Photography and modernity in the Ottoman Empire
Koç University’s Research Center for Anatolian Civilizations (RCAC) in Istanbul is hosting the exhibition “Camera Ottomana: Photography and Modernity in the Ottoman Empire, 1840 - 1914” between April 21 and August 19.
Curated by Zeynep Çelik, Edhem Eldem and Bahattin Öztuncay, the exhibition mainly consists of albums and archival materials from the Ömer M. Koç Collection, which features photographs from albums commissioned by Sultan Abdülhamid II. The exhibition explores some of the most striking aspects of the close connection between photography and modernity in the specificity of the Ottoman Empire.

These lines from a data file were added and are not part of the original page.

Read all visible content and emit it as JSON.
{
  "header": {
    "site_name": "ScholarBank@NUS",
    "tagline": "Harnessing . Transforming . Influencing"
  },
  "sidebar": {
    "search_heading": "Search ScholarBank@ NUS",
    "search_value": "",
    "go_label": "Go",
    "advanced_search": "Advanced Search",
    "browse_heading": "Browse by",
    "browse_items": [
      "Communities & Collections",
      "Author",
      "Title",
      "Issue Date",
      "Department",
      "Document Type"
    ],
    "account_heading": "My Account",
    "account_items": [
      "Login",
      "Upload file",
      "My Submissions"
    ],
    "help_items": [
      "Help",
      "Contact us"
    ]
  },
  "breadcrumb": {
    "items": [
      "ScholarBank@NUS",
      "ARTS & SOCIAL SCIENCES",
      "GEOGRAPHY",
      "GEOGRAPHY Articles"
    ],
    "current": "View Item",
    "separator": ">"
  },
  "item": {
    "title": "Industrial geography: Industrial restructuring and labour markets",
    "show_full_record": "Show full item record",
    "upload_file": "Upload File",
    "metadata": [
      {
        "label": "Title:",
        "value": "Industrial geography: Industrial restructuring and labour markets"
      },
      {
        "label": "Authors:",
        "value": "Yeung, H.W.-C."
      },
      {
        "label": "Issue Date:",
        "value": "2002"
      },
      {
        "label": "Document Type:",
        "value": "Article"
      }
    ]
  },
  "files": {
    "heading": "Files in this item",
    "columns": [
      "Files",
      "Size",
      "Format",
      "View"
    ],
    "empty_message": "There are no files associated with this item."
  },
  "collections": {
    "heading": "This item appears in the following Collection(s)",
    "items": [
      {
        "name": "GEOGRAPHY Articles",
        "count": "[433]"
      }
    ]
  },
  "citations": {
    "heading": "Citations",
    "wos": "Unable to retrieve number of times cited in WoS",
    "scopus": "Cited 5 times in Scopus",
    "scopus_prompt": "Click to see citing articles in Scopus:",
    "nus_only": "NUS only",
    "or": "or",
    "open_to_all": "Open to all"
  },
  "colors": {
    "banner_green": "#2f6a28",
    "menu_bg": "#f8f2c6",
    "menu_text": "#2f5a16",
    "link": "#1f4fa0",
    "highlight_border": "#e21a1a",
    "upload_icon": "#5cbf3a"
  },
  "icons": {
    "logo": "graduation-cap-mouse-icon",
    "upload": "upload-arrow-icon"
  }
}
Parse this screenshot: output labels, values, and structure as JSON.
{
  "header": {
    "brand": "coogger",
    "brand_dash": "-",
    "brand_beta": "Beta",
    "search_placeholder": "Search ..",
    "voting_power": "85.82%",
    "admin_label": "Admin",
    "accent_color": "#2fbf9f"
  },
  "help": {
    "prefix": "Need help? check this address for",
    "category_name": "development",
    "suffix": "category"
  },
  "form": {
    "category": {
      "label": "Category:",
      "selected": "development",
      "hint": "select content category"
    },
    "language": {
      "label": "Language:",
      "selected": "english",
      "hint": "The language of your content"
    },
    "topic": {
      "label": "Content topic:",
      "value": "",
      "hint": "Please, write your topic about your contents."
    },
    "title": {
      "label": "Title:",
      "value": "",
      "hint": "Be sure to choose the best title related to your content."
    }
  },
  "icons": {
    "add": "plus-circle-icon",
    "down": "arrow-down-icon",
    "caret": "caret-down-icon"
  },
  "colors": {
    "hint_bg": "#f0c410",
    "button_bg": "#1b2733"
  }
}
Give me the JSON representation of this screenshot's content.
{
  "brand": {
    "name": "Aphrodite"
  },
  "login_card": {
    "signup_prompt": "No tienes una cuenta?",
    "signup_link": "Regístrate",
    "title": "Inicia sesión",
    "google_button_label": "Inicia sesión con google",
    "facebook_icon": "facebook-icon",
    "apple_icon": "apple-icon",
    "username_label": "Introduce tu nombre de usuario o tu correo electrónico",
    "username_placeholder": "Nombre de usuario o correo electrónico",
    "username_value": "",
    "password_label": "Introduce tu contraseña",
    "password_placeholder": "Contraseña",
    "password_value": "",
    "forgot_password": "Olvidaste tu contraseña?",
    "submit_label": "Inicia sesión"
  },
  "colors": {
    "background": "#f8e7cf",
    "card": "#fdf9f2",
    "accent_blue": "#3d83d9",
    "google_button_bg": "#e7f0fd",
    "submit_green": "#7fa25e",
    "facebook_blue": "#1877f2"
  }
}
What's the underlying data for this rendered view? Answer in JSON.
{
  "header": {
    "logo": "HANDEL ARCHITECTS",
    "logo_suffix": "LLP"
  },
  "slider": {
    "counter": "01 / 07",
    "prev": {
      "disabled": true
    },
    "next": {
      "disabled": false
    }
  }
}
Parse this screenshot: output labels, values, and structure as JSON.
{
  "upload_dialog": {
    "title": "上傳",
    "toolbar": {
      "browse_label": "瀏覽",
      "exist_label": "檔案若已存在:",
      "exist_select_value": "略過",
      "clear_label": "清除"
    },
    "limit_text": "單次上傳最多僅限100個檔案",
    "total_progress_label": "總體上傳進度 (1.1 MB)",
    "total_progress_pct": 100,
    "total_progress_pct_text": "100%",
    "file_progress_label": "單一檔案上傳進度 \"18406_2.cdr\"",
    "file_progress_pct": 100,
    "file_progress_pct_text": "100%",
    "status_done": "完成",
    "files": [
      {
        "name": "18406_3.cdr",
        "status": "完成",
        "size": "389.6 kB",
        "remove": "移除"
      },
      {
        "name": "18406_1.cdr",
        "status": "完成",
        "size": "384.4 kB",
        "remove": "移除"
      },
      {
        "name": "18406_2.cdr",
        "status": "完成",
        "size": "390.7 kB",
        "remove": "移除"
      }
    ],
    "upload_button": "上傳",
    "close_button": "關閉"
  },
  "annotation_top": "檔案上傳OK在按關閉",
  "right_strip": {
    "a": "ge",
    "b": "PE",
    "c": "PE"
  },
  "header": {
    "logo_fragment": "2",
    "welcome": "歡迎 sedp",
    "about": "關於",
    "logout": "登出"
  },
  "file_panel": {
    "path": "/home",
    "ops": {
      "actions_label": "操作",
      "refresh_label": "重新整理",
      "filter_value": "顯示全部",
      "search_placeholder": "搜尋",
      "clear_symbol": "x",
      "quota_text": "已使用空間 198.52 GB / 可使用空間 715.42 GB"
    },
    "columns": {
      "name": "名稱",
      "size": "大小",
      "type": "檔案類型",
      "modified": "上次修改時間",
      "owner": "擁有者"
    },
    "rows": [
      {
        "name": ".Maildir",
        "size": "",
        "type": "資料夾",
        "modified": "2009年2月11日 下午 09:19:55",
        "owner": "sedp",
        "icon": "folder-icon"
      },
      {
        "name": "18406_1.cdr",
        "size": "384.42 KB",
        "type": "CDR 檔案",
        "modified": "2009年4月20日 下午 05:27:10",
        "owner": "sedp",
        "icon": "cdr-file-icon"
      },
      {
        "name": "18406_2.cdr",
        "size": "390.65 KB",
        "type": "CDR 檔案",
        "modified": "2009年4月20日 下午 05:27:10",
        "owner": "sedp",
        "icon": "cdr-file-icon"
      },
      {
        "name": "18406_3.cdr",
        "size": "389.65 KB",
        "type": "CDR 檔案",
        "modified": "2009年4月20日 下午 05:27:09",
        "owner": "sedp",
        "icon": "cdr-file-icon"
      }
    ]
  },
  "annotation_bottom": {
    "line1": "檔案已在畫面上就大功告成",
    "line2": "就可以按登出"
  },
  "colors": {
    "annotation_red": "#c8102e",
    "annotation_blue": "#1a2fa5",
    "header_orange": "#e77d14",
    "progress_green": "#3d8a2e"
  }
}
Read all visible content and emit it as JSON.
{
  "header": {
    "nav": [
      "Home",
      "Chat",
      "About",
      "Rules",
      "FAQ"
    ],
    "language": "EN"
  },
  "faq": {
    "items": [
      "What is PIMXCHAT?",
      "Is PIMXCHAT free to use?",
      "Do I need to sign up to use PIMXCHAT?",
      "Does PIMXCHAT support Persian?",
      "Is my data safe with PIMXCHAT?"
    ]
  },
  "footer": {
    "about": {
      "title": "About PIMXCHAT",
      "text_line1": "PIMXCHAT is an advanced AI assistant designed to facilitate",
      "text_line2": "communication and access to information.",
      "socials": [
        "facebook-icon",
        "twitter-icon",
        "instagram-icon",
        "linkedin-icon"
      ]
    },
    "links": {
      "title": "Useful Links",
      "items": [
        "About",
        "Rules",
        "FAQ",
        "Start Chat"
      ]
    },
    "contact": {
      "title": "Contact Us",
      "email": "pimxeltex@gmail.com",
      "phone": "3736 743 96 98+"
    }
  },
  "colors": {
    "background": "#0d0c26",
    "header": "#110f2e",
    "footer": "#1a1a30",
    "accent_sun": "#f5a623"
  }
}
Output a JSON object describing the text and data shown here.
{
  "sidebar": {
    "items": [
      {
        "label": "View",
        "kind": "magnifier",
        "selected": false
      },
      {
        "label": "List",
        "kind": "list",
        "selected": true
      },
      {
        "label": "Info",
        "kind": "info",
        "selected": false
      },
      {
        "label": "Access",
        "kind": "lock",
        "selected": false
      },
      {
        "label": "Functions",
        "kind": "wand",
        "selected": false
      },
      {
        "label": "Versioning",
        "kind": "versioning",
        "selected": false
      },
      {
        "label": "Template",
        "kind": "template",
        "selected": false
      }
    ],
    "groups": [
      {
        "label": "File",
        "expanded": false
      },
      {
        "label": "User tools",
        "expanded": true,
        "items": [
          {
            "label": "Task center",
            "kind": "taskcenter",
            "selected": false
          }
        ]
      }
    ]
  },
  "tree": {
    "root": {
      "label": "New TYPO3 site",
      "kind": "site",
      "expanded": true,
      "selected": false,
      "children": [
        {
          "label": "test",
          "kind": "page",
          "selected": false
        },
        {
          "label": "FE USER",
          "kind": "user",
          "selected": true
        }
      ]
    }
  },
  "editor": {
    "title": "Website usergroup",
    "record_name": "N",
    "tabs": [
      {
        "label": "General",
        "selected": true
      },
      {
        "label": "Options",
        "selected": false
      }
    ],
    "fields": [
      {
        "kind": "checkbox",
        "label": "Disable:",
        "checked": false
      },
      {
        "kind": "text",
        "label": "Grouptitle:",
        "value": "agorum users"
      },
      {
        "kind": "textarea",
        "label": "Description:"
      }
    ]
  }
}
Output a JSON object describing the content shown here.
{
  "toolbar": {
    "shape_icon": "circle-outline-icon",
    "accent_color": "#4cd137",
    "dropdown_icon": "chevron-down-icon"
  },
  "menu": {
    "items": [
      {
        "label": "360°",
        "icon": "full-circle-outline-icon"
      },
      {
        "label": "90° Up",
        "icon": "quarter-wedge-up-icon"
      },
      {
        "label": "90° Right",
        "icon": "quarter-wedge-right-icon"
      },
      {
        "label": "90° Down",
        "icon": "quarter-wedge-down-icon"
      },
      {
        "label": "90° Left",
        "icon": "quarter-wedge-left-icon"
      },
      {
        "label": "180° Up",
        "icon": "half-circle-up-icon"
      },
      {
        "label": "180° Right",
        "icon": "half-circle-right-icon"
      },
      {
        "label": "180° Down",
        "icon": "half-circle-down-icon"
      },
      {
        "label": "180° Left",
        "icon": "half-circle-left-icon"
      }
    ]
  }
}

After the birth of photography in 1839, the empire embraced the new technology with great enthusiasm, with the impact and meaning of photography compounded by the thrust of modernization and Westernization during the Tanzimat movement. By the turn of the century, photography in the Ottoman lands had become a standard feature of everyday life, public media and the state apparatus.
During Sultan Abdülhamid II’s reign, modernity was often embedded in the photographic act, transforming it into a common and mundane practice showcasing his empire for Western audiences. Camera Ottomana displays different forms of these images disseminated through the illustrated press, postcards sent to family members or anonymous collectors, portraits presented to friends and acquaintances and pictures taken of employees and convicts.
The exhibition brings together the Ottoman Empire’s modern image with an extensive selection of photographs, emphasizing the widespread use of photography in various areas such as propaganda, journalism, education, criminology and medicine.
Designed by PATTU Architecture, delicate materials such as daguerreotypes, glass negatives and stereographs have been carefully placed in the gallery among the meticulous selection of archival documents and photos, most of which have gone on display for the first time.
Visitors are also able to examine different techniques that are used throughout the history of photography by the digital technology featured in the exhibition.
The exhibition will continue through August 19 while admission is free.